- Second Chance Support Group - £3,500
- Steel Bones, Mildenhall - £3,500
- Suffolk Mind, Haverhill - £4,500
- Sharing Parenting - £17,000
- Cruse Bereavement, West Suffolk - £8,000
- Alumah CIO - £5,870
- REACH, Haverhill - £10,000
- Relate, Bury St Edmunds - £4,500
- Home-Start Mid and West Suffolk - £14,000
- Our Special Friends - £3,500
- Bury Theatre Workshop - £4,000
- Haverhill Community Trust - £14,750
- Newmarket Day Centre - £10,000
- The Erskine Centre, Chedburgh - £5,000
- The Turner Hall, Newmarket - £5,000
Robert Everitt, the council's portfolio holder for families and communities said: "All these organisations are doing vital work in their communities from improving mental health to supporting vulnerable people to keeping community facilities going.

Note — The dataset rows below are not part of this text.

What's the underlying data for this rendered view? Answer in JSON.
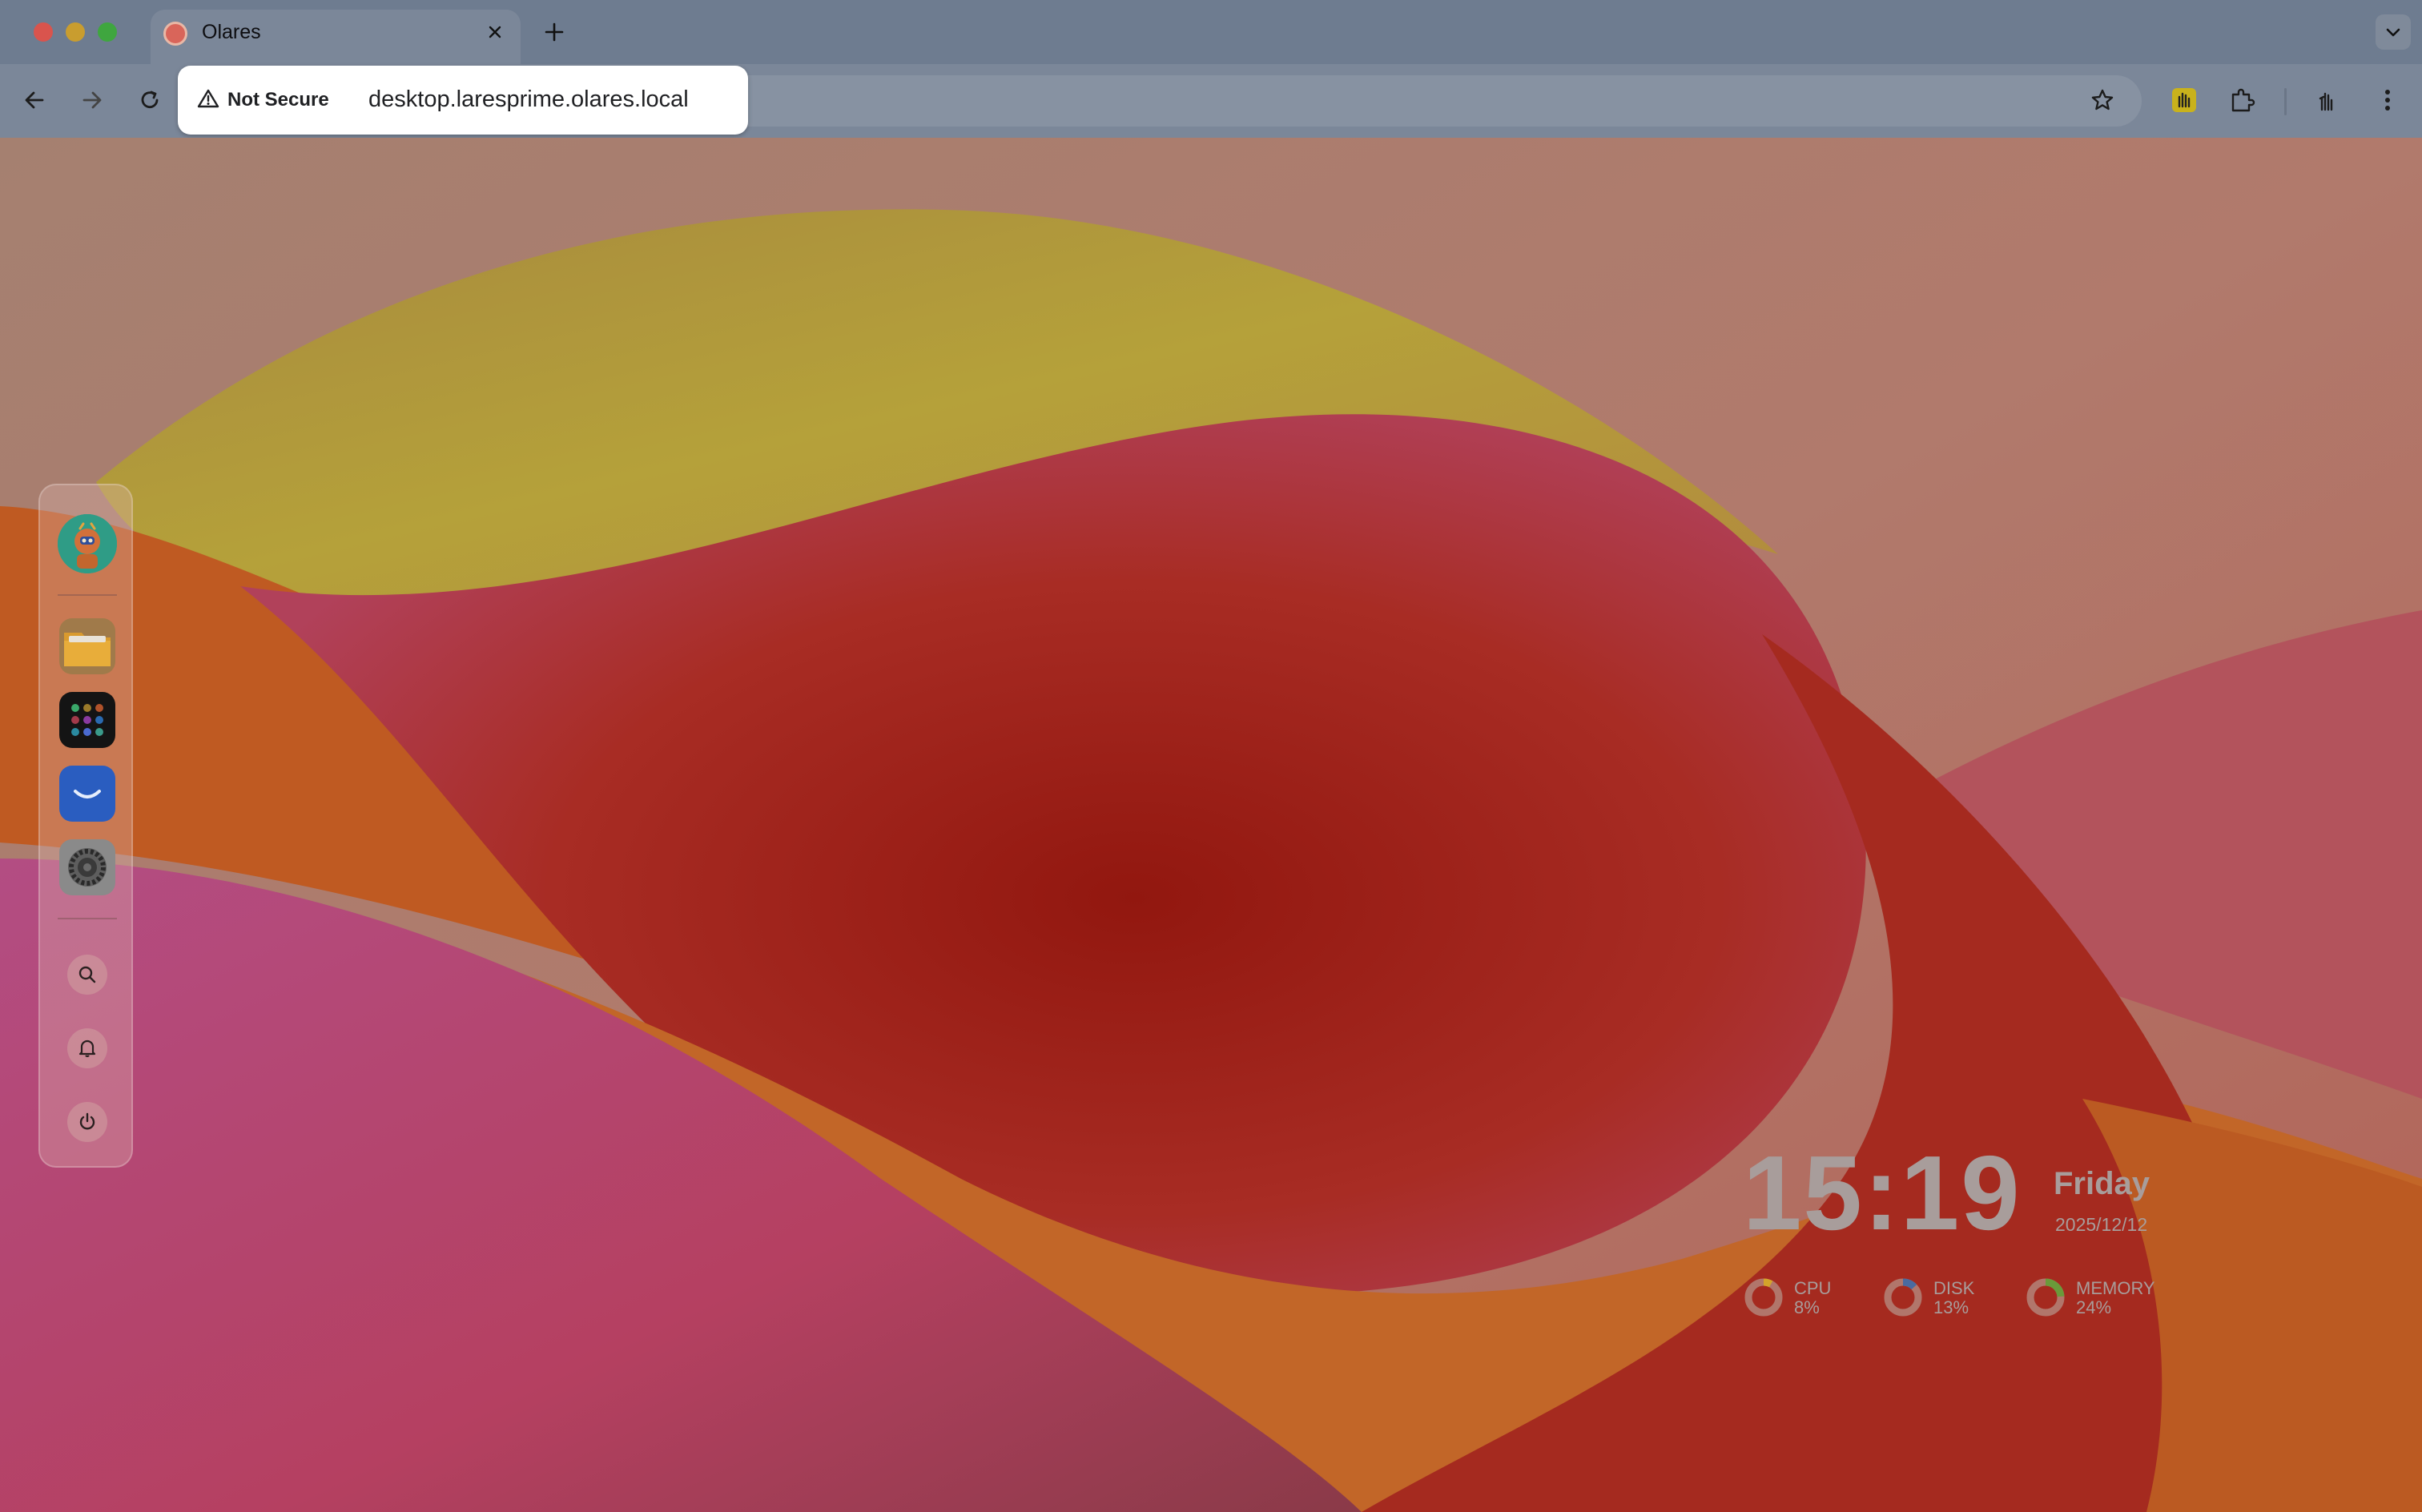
{
  "browser": {
    "tab_title": "Olares",
    "security_label": "Not Secure",
    "url": "desktop.laresprime.olares.local"
  },
  "dock": {
    "apps": [
      {
        "name": "Files",
        "icon": "folder-icon"
      },
      {
        "name": "Launchpad",
        "icon": "app-grid-icon"
      },
      {
        "name": "Market",
        "icon": "shopping-bag-icon"
      },
      {
        "name": "Settings",
        "icon": "gear-icon"
      }
    ],
    "actions": [
      "search-icon",
      "bell-icon",
      "power-icon"
    ]
  },
  "clock": {
    "time": "15:19",
    "day": "Friday",
    "date": "2025/12/12"
  },
  "stats": {
    "cpu": {
      "label": "CPU",
      "value": "8%",
      "percent": 8
    },
    "disk": {
      "label": "DISK",
      "value": "13%",
      "percent": 13
    },
    "memory": {
      "label": "MEMORY",
      "value": "24%",
      "percent": 24
    }
  },
  "colors": {
    "chrome_tabstrip": "#6e7c90",
    "chrome_toolbar": "#7b8799",
    "wallpaper_red": "#9c2418",
    "wallpaper_orange": "#c86a1c",
    "wallpaper_yellow": "#b5a13a",
    "wallpaper_pink": "#b5455f",
    "widget_text": "#a89d9b"
  }
}
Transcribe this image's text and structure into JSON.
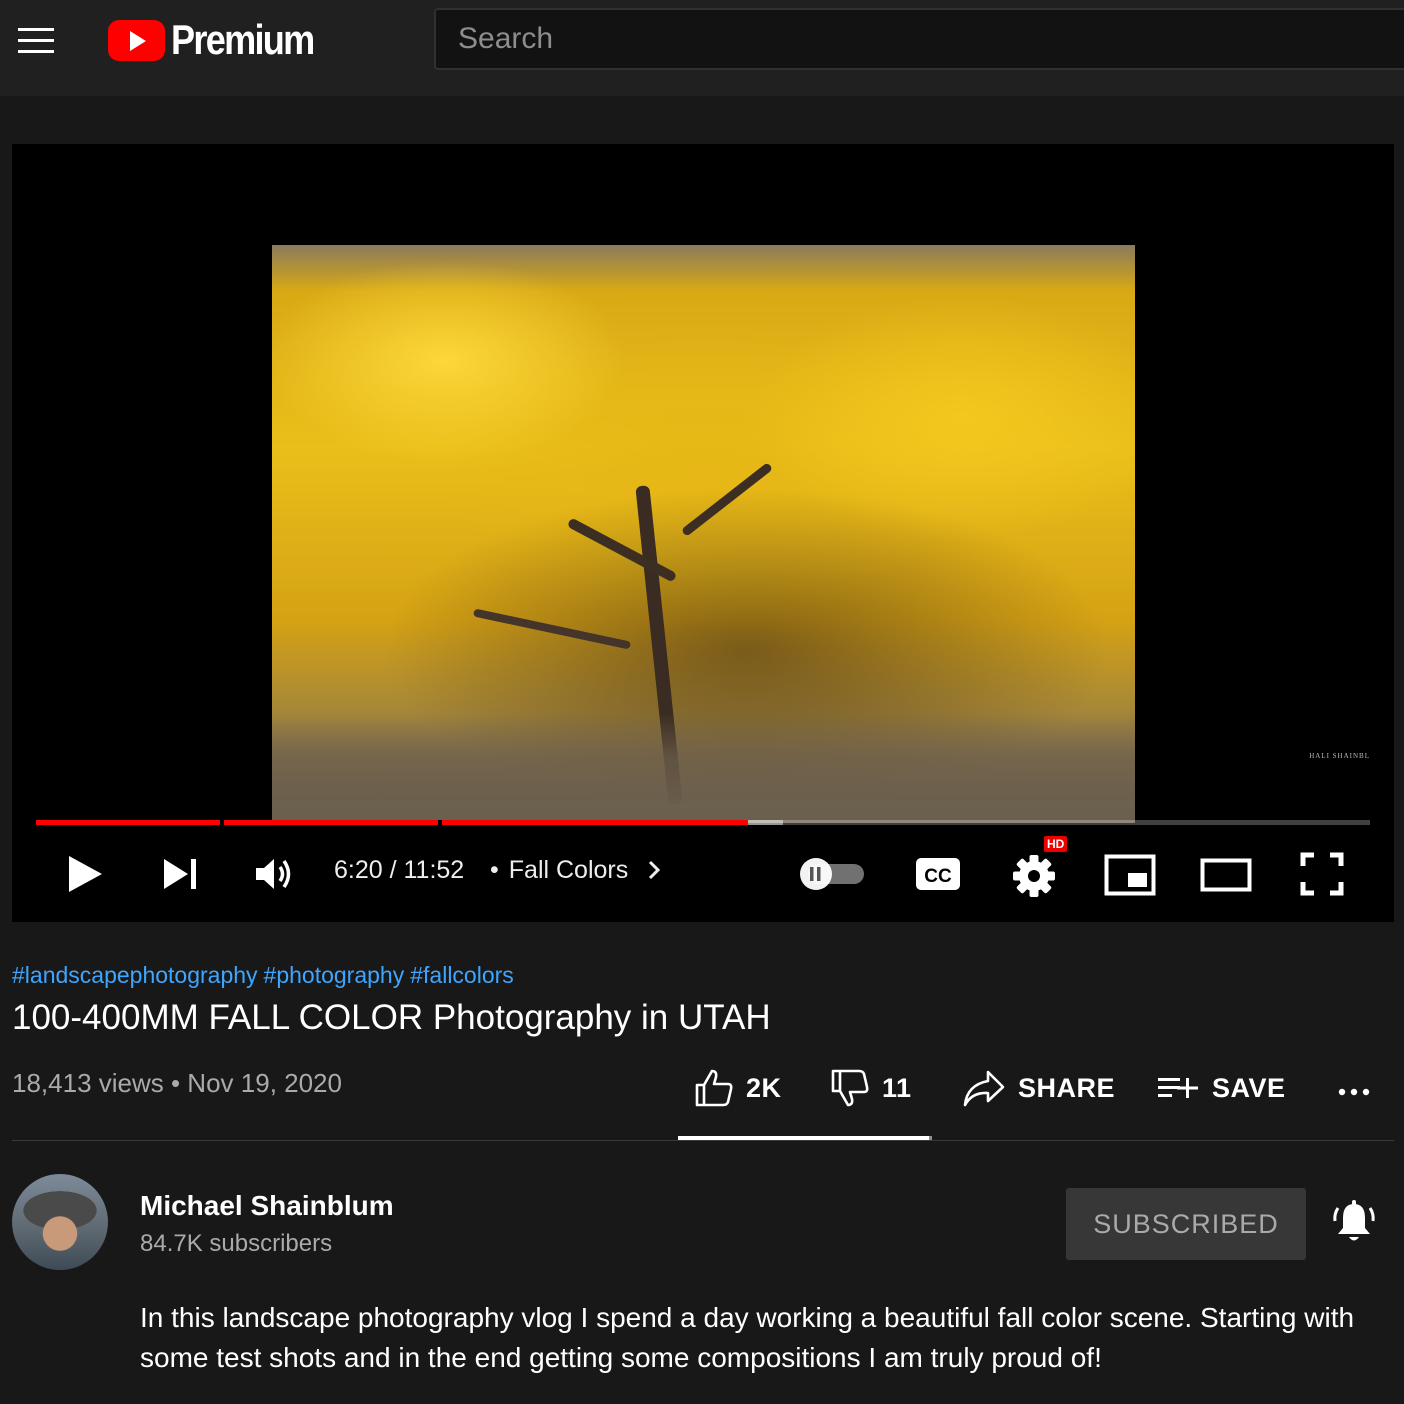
{
  "header": {
    "logo_text": "Premium",
    "search_placeholder": "Search"
  },
  "player": {
    "current_time": "6:20",
    "duration": "11:52",
    "time_display": "6:20 / 11:52",
    "chapter_label": "Fall Colors",
    "played_fraction": 0.534,
    "buffered_fraction": 0.56,
    "hd_badge": "HD",
    "cc_label": "CC",
    "watermark": "HALI  SHAINBL",
    "autoplay": false
  },
  "video": {
    "hashtags": [
      "#landscapephotography",
      "#photography",
      "#fallcolors"
    ],
    "title": "100-400MM FALL COLOR Photography in UTAH",
    "meta": "18,413 views • Nov 19, 2020",
    "likes": "2K",
    "dislikes": "11",
    "share_label": "SHARE",
    "save_label": "SAVE",
    "like_ratio": 0.99
  },
  "channel": {
    "name": "Michael Shainblum",
    "subscribers": "84.7K subscribers",
    "subscribe_label": "SUBSCRIBED"
  },
  "description": "In this landscape photography vlog I spend a day working a beautiful fall color scene. Starting with some test shots and in the end getting some compositions I am truly proud of!",
  "icons": {
    "menu": "hamburger-menu-icon",
    "play": "play-icon",
    "next": "next-icon",
    "volume": "volume-icon",
    "settings": "gear-icon",
    "miniplayer": "miniplayer-icon",
    "theater": "theater-mode-icon",
    "fullscreen": "fullscreen-icon",
    "like": "thumbs-up-icon",
    "dislike": "thumbs-down-icon",
    "share": "share-arrow-icon",
    "save": "playlist-add-icon",
    "more": "more-horizontal-icon",
    "bell": "notification-bell-icon"
  },
  "colors": {
    "accent": "#ff0000",
    "link": "#3ea6ff",
    "background": "#181818"
  }
}
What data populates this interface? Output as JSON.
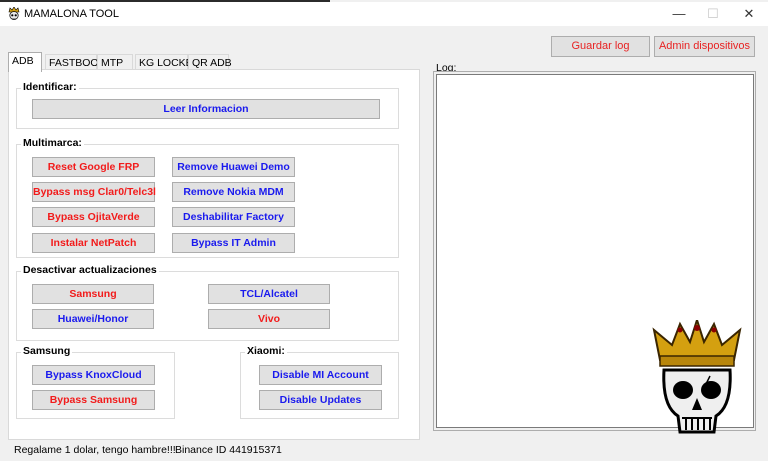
{
  "window": {
    "title": "MAMALONA TOOL",
    "minimize_glyph": "—",
    "maximize_glyph": "☐",
    "close_glyph": "✕"
  },
  "toolbar": {
    "save_log": "Guardar log",
    "admin_devices": "Admin dispositivos"
  },
  "tabs": [
    {
      "label": "ADB",
      "active": true
    },
    {
      "label": "FASTBOOT",
      "active": false
    },
    {
      "label": "MTP",
      "active": false
    },
    {
      "label": "KG LOCKED",
      "active": false
    },
    {
      "label": "QR ADB",
      "active": false
    }
  ],
  "identificar": {
    "title": "Identificar:",
    "read_info": "Leer Informacion"
  },
  "multimarca": {
    "title": "Multimarca:",
    "buttons": [
      {
        "label": "Reset Google FRP",
        "color": "red"
      },
      {
        "label": "Remove Huawei Demo",
        "color": "blue"
      },
      {
        "label": "Bypass msg Clar0/Telc3l",
        "color": "red"
      },
      {
        "label": "Remove Nokia MDM",
        "color": "blue"
      },
      {
        "label": "Bypass OjitaVerde",
        "color": "red"
      },
      {
        "label": "Deshabilitar Factory",
        "color": "blue"
      },
      {
        "label": "Instalar NetPatch",
        "color": "red"
      },
      {
        "label": "Bypass IT Admin",
        "color": "blue"
      }
    ]
  },
  "updates": {
    "title": "Desactivar actualizaciones",
    "buttons": [
      {
        "label": "Samsung",
        "color": "red"
      },
      {
        "label": "TCL/Alcatel",
        "color": "blue"
      },
      {
        "label": "Huawei/Honor",
        "color": "blue"
      },
      {
        "label": "Vivo",
        "color": "red"
      }
    ]
  },
  "samsung": {
    "title": "Samsung",
    "buttons": [
      {
        "label": "Bypass KnoxCloud",
        "color": "blue"
      },
      {
        "label": "Bypass Samsung",
        "color": "red"
      }
    ]
  },
  "xiaomi": {
    "title": "Xiaomi:",
    "buttons": [
      {
        "label": "Disable MI Account",
        "color": "blue"
      },
      {
        "label": "Disable Updates",
        "color": "blue"
      }
    ]
  },
  "log": {
    "label": "Log:",
    "content": ""
  },
  "status": {
    "donate": "Regalame 1 dolar, tengo hambre!!!",
    "binance": "Binance ID 441915371"
  },
  "colors": {
    "red_text": "#f21b1b",
    "blue_text": "#1a1aee",
    "button_bg": "#e1e1e1",
    "crown_gold": "#d4a010"
  }
}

"The council is not required by law to fund any of these, but we see it as a priority and think the work and support that is going on in our communities is not only important but has real tangible benefits.
"All the applications had merits and we looked at all of them very closely. Where we could not fund them, we do offer support particularly to identify other potential of other sources of funding."
Since 2015 West Suffolk Council and its former authorities have given nearly £2.1 million to community groups and other organisations as part of its families and communities work.